As we set up camp at South Joe River, it is already blowing hard. We rig a tarp as a wind block to prevent our gear from being swept away. Over dinner, we discuss our prospects for crossing the appropriately named Whitewater Bay.
A group of park rangers tried this same crossing last winter but had to turn back and wait for calmer weather. Strong winds in south Florida can last several days. I'm worried that if we swamp while trying to cross, we'll be swept into mangrove shoreline and pinned by the wind against barnacle-encrusted roots.
I toss and turn in my sleeping bag all night to the sound of the rigged tarp flapping. At 4 a.m. I am awake and listening. The wind begins to drop, slightly. I scan the surface of the bay. These aren't exactly the "still waters" promised in the 23rd Psalm, but I'm thinking they'll do just fine today.
A gusty paddle home
By 5 a.m. we are on the water under a canopy of glittering stars. A meteorite streaks across the sky. To our southeast a red beacon atop the radio tower at Flamingo comes into view through the mangroves.
"That's where we're going," I tell Bob.
By dawn we are well out in the bay. The wind rises with the sun. It lifts the water into heavy chop, and then whitecaps begin to appear. They slap and toss our canoes, sending spray into the air. The gusts roar in our ears, a sound like paper ripping.
But there is no stopping us.
At 9:30 a.m. we are safe behind the high mangrove trees that shelter Tarpon Creek from all but the gentlest breeze. The silence embraces us.
Although we are physically exhausted, in a deeper way our journey across the Everglades has left us refreshed, inspired, and filled with gratitude for this vast, wild place. We have several miles yet to paddle, but now the only sound we hear is the gurgle at our bows, as we glide home on waters perfectly still.

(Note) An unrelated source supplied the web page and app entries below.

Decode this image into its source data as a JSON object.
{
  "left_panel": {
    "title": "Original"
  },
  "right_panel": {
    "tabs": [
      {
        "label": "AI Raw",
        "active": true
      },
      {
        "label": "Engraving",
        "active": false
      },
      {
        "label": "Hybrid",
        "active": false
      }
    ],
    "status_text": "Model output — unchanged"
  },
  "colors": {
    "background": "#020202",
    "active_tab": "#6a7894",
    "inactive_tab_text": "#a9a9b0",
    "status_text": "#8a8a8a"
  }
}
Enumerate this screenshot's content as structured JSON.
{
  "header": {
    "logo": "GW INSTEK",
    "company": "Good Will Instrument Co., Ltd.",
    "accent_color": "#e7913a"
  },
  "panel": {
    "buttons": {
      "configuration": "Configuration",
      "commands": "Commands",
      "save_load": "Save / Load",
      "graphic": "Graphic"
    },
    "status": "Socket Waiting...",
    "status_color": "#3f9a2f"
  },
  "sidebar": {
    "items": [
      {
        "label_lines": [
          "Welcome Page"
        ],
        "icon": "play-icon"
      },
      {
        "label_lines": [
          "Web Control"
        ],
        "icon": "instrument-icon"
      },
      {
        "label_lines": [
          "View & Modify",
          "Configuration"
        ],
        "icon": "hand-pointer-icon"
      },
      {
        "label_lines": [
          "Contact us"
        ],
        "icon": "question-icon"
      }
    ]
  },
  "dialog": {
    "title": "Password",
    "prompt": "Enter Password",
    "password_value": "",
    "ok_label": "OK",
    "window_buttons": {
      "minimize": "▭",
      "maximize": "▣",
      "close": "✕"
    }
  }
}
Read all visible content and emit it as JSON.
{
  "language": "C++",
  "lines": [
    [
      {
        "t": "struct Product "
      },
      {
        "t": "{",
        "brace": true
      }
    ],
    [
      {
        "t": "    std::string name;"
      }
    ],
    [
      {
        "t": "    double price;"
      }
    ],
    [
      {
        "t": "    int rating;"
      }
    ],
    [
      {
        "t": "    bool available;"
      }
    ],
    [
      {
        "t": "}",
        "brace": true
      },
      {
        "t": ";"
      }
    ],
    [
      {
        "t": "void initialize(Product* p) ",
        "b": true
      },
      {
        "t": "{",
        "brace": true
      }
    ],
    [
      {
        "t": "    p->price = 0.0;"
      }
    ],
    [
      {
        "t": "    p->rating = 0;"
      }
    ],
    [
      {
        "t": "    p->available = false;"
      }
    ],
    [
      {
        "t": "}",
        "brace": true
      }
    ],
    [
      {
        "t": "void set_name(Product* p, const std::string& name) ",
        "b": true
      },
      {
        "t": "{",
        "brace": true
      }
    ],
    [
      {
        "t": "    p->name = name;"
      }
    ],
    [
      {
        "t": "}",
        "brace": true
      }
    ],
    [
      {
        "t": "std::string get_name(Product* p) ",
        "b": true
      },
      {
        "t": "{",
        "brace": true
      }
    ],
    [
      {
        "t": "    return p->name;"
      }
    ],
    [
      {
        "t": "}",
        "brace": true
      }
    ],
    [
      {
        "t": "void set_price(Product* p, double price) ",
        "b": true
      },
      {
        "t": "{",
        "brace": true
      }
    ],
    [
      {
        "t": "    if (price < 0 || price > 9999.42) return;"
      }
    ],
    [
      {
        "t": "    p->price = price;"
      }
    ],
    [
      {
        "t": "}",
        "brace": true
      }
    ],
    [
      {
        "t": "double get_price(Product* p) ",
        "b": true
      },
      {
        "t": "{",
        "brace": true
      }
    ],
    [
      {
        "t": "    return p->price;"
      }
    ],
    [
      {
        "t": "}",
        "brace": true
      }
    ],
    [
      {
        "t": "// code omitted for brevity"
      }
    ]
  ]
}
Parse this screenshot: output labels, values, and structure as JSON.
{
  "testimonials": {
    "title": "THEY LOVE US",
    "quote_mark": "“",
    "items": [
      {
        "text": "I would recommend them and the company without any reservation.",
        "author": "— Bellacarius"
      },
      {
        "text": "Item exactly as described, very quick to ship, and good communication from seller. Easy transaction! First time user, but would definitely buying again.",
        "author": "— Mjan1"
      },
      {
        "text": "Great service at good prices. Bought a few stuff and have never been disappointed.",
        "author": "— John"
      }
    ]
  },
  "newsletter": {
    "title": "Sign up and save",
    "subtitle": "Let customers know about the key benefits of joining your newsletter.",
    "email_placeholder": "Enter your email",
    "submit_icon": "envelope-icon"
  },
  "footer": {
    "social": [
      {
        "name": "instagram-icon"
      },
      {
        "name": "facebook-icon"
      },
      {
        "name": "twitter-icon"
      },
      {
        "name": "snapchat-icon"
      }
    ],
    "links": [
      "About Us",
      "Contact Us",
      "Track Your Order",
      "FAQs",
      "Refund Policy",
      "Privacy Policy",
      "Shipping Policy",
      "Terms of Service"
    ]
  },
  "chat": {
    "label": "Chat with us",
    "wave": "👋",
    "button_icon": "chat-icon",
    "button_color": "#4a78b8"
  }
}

* Earlier parts ran Dec. 5, Dec. 9, Dec. 11, Dec. 16, and Dec. 18.